Your assignment -> What you return must match every record word for word.

[Dataset rows describing interfaces]
════════════════════
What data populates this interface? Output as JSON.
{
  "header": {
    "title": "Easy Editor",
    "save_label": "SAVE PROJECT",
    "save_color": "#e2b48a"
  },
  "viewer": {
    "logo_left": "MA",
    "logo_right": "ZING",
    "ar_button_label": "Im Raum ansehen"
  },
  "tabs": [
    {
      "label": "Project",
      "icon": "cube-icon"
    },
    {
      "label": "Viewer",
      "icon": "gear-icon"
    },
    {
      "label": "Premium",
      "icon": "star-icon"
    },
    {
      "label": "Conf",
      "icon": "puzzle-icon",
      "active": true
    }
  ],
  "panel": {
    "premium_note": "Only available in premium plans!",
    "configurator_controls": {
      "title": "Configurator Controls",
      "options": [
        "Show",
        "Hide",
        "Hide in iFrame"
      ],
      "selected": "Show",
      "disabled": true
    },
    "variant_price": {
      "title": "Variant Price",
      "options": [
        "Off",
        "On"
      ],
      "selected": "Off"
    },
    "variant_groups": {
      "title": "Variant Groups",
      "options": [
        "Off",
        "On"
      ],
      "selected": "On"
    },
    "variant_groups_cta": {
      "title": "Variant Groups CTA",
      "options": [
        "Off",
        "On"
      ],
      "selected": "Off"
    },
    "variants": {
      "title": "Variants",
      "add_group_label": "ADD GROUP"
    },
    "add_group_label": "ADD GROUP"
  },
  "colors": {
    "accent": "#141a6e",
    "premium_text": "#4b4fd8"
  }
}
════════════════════
Task response ->
What data populates this interface? Output as JSON.
{
  "header": {
    "title": "Easy Editor",
    "save_label": "SAVE PROJECT",
    "save_color": "#e2b48a"
  },
  "viewer": {
    "logo_left": "MA",
    "logo_right": "ZING",
    "ar_button_label": "Im Raum ansehen"
  },
  "tabs": [
    {
      "label": "Project",
      "icon": "cube-icon"
    },
    {
      "label": "Viewer",
      "icon": "gear-icon"
    },
    {
      "label": "Premium",
      "icon": "star-icon"
    },
    {
      "label": "Conf",
      "icon": "puzzle-icon",
      "active": true
    }
  ],
  "panel": {
    "premium_note": "Only available in premium plans!",
    "configurator_controls": {
      "title": "Configurator Controls",
      "options": [
        "Show",
        "Hide",
        "Hide in iFrame"
      ],
      "selected": "Show",
      "disabled": true
    },
    "variant_price": {
      "title": "Variant Price",
      "options": [
        "Off",
        "On"
      ],
      "selected": "Off"
    },
    "variant_groups": {
      "title": "Variant Groups",
      "options": [
        "Off",
        "On"
      ],
      "selected": "On"
    },
    "variant_groups_cta": {
      "title": "Variant Groups CTA",
      "options": [
        "Off",
        "On"
      ],
      "selected": "Off"
    },
    "variants": {
      "title": "Variants",
      "add_group_label": "ADD GROUP"
    },
    "add_group_label": "ADD GROUP"
  },
  "colors": {
    "accent": "#141a6e",
    "premium_text": "#4b4fd8"
  }
}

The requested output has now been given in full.